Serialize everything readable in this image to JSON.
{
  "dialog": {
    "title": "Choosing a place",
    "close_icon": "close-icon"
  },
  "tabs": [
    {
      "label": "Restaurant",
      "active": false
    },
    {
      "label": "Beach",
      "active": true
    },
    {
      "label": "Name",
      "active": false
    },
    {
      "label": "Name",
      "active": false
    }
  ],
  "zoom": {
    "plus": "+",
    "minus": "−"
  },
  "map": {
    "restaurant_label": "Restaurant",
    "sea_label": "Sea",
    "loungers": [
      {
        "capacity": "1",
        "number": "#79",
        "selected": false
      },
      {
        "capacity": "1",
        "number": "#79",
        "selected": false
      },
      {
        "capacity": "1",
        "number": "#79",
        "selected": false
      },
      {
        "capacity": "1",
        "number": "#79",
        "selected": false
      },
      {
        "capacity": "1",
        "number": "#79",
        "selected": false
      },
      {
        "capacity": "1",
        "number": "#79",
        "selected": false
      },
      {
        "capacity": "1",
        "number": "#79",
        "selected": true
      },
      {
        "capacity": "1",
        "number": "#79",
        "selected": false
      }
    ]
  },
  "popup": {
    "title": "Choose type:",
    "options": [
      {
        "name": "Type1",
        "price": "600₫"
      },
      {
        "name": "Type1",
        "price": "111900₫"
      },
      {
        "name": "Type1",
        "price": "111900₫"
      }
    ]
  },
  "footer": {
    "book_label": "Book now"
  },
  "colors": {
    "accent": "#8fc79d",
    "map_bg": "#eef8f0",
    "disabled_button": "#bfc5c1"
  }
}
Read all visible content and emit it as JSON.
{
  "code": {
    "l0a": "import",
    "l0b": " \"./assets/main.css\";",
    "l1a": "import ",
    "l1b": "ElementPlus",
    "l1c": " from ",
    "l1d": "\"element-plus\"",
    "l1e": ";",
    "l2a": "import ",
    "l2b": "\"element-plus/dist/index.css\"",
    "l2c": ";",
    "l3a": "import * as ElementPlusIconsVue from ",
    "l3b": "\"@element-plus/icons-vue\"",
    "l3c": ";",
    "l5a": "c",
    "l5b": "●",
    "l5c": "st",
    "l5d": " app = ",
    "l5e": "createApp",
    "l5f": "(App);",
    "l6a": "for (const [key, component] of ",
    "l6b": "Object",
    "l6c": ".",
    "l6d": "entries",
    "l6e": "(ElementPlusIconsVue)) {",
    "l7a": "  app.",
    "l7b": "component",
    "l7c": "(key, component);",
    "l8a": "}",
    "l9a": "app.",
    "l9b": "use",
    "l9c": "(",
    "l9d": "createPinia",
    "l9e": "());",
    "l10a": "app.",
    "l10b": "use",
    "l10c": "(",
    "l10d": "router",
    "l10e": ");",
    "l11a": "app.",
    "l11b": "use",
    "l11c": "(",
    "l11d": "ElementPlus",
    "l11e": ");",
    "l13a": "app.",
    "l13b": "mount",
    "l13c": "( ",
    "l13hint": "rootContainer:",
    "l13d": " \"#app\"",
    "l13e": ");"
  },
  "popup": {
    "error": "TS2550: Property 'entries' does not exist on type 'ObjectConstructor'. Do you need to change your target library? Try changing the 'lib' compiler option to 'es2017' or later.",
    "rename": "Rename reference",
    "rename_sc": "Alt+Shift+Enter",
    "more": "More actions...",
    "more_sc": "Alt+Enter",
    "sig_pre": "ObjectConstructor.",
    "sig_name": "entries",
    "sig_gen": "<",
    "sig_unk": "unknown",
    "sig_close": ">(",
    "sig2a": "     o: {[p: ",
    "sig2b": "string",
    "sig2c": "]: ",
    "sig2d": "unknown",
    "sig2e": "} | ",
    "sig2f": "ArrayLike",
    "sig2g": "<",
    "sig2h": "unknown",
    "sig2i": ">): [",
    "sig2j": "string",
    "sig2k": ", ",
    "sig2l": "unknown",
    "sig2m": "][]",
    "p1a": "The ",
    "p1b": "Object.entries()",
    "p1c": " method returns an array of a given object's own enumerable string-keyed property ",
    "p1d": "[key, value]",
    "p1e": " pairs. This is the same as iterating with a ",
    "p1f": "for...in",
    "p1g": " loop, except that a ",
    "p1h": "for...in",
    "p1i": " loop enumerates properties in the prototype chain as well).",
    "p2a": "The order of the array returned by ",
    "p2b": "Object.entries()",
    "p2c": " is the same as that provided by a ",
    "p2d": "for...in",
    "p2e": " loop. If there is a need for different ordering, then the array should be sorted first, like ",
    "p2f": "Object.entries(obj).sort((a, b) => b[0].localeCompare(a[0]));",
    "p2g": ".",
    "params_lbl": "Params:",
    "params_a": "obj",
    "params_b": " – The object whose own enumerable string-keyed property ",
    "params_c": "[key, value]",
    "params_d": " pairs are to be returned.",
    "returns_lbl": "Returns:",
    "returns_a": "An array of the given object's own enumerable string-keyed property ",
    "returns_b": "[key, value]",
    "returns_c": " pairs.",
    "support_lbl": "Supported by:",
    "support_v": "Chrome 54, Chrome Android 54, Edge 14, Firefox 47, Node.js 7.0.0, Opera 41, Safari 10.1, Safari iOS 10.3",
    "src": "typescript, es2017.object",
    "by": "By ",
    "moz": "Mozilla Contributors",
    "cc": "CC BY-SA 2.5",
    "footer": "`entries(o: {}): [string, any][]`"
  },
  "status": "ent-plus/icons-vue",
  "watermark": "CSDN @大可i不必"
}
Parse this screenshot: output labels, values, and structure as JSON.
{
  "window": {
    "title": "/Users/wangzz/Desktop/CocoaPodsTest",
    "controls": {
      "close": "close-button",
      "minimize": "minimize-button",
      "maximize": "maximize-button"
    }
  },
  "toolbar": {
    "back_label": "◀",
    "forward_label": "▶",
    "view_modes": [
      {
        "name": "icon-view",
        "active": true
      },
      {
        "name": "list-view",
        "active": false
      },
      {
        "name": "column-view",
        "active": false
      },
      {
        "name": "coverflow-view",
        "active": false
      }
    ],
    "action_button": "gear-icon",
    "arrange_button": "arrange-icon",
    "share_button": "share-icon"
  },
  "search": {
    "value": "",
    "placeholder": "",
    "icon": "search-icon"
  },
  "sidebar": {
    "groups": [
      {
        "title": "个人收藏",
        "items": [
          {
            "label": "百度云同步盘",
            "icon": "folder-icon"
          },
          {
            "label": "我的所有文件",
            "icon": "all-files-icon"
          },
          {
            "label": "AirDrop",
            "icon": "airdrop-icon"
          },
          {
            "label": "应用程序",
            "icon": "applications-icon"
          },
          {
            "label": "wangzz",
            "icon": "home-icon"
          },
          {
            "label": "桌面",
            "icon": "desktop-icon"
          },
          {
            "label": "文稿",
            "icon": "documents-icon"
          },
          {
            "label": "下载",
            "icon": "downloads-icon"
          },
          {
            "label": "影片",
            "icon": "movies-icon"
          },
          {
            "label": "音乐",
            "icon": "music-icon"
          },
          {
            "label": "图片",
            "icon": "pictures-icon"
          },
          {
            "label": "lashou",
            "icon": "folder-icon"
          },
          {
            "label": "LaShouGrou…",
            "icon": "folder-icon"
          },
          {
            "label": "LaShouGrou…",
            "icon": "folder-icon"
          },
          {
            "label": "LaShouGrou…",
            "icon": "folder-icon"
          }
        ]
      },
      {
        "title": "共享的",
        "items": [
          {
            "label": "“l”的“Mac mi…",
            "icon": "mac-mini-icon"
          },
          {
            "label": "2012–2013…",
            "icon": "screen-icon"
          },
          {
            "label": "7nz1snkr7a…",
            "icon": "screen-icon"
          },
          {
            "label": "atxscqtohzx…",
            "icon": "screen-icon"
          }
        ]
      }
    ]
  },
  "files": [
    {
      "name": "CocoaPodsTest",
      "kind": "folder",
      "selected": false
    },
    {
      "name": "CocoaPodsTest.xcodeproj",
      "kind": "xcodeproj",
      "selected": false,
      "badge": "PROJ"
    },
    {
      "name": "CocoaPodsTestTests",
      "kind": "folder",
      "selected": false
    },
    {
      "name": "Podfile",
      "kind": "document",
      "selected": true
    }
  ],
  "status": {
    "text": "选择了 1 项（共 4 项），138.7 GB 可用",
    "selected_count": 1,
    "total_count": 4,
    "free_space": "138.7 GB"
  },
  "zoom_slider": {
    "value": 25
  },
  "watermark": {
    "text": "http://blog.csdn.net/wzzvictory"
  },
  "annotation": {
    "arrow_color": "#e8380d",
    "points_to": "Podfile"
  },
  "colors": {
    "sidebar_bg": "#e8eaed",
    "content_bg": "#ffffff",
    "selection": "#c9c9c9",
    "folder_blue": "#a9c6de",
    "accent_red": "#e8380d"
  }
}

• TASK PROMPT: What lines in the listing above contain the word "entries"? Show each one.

• EXERCISE SOLUTION:
    "l6d": "entries",
    "error": "TS2550: Property 'entries' does not exist on type 'ObjectConstructor'. Do you need to change your target library? Try changing the 'lib' compiler option to 'es2017' or later.",
    "sig_name": "entries",
    "p1b": "Object.entries()",
    "p2b": "Object.entries()",
    "p2f": "Object.entries(obj).sort((a, b) => b[0].localeCompare(a[0]));",
    "footer": "`entries(o: {}): [string, any][]`"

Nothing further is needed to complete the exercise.